The village of Amphipolis is located in the eastern part of the Greek region of Central Macedonia near the eastern extremity of the Chalkidiki peninsula. The remains of an ancient settlement were uncovered in its proximity - in 437 BC, on the strategic place at the mouth of the Strymon River, the Athenians established one of their colonies, yet based on archaeological research, the locality was populated already in the Neolithic Age. The Greeks used Amphipolis mainly as a port to export timber they extracted in the Thracian forests. Thanks to the rising wealth, the settlement soon became an important power base of the Athenians, and therefore also a frequent target of their adversaries. In 424 BC during the Peloponnesian War, it was conquered by the Spartan commander, Brasidas who defeated the Athenian troops two years afterwards at the Amphipolis gateway when they were trying to recapture the place. However, Brasidas himself died in the battle and he was buried there. The city maintained its independence till 358 BC when it was seized during Macedonian expansion by the king Philip II. Under the rule of Alexander the Great, Amphipolis was an important port city, and after the Macedonian Empire was conquered by the Romans in 138 BC, Amphipolis became the capital of one of the four parts the newly captured Macedonia was divided into by the Romans.
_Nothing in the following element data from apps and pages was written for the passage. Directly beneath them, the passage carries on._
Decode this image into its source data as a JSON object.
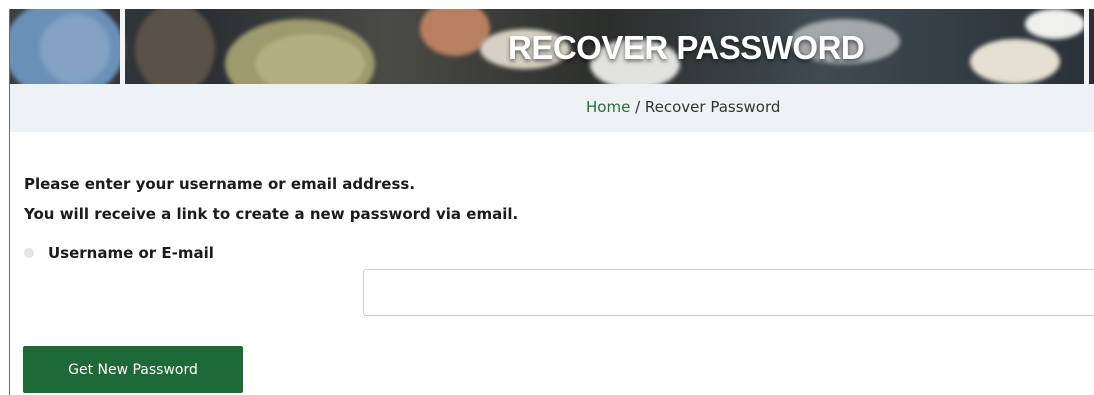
{
  "hero": {
    "title": "RECOVER PASSWORD"
  },
  "breadcrumb": {
    "home_label": "Home",
    "separator": " / ",
    "current_label": "Recover Password"
  },
  "form": {
    "instruction_line1": "Please enter your username or email address.",
    "instruction_line2": "You will receive a link to create a new password via email.",
    "field_label": "Username or E-mail",
    "field_value": "",
    "field_placeholder": "",
    "submit_label": "Get New Password"
  },
  "colors": {
    "accent_green": "#1e6a36",
    "link_green": "#2a6b3c",
    "crumb_bar_bg": "#eef2f5"
  }
}
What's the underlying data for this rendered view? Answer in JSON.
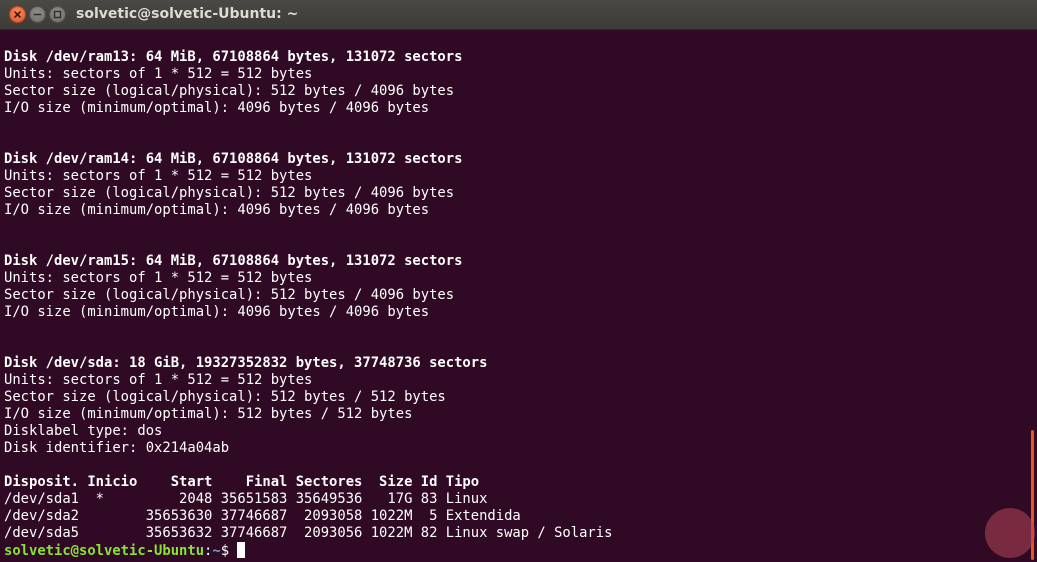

During an archaeological research of the locality at the beginning of the 20th century, fragments of the statue of a lion were discovered that probably belonged to Laomedon’s tomb (Laomedon was a general of Alexander the Great); yet it could also be a part of a monument commemorating some other battle. The lion was reconstructed in 1937 abd nowadays it can be observed close to Amphipolis neat the old railway bridge across the river Strymon.